Nevertheless, you are coming back soon to Germany. What plans do you have for the future?

TE Connectivity sent me to Switzerland, and I have lived here for three years. However, this will come to an end in the summer of 2019. My family and I will move back to Germany, and I will continue to focus my efforts on digitalization.

What else impressed you in Switzerland?

There is one very exciting thing that is possible in Switzerland, which is homeschooling or education without school. In Germany it is not possible at all or at least very difficult to realize. In Switzerland, homeschooling is a very common thing. We did not come to Switzerland because of homeschooling, but we have found this system here, and we happily made use of it. That means, our children are not going to school, and this enables our family to have a very different lifestyle. Homeschooling gives our children different, and we think much better, opportunities to learn than would be possible in an ordinary school environment. This is definitely something that we will miss when moving back to Germany.

So, what does this look like in your daily life? Do your children not go to school at all or do they have to pass some tests from time to time?

Children that do not go to school are subject to governmental supervision. In the canton of Aargau, which is where we live, a school inspector and a representative of the local school visit our home once a year. They check if our children are on the education level that is established by the curriculum of this year. We had two appointments with them, and everything went well. This is good and certainly sufficient proof that there are also other ways to educate children.

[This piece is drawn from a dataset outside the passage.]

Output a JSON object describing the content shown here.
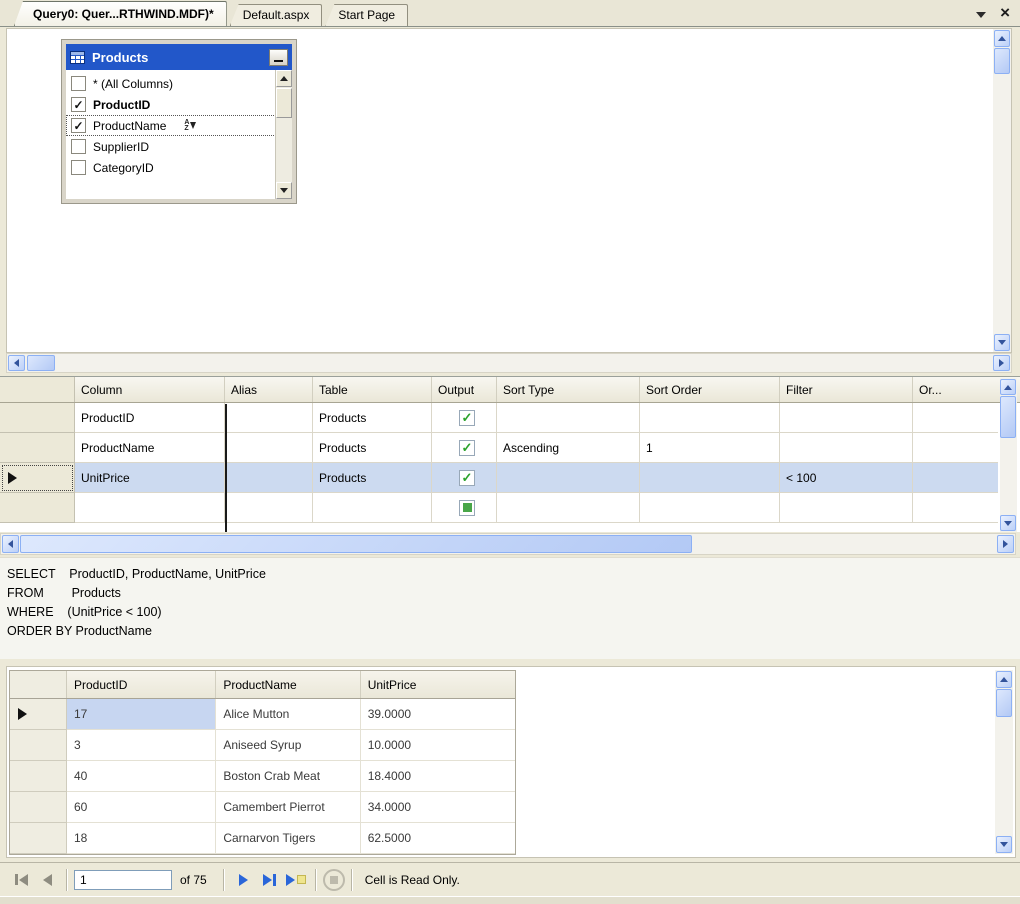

INTERVIEW/PHOTOS: Marvin Kleinemeier 

Marvin Kleinemeier
Marvin Kleinemeier

Marvin Kleinemeier is the Chief Editor of innomaniacs and the Head of Digital Content at ILI CONSULTING. As a freelance journalist and photographer he also publishes for several print and online magazines in Germany and Europe. He is a Professional member oft the German "Bund freier Fotografen und Filmer" and one of Fujifilm Cameras brand ambassadors.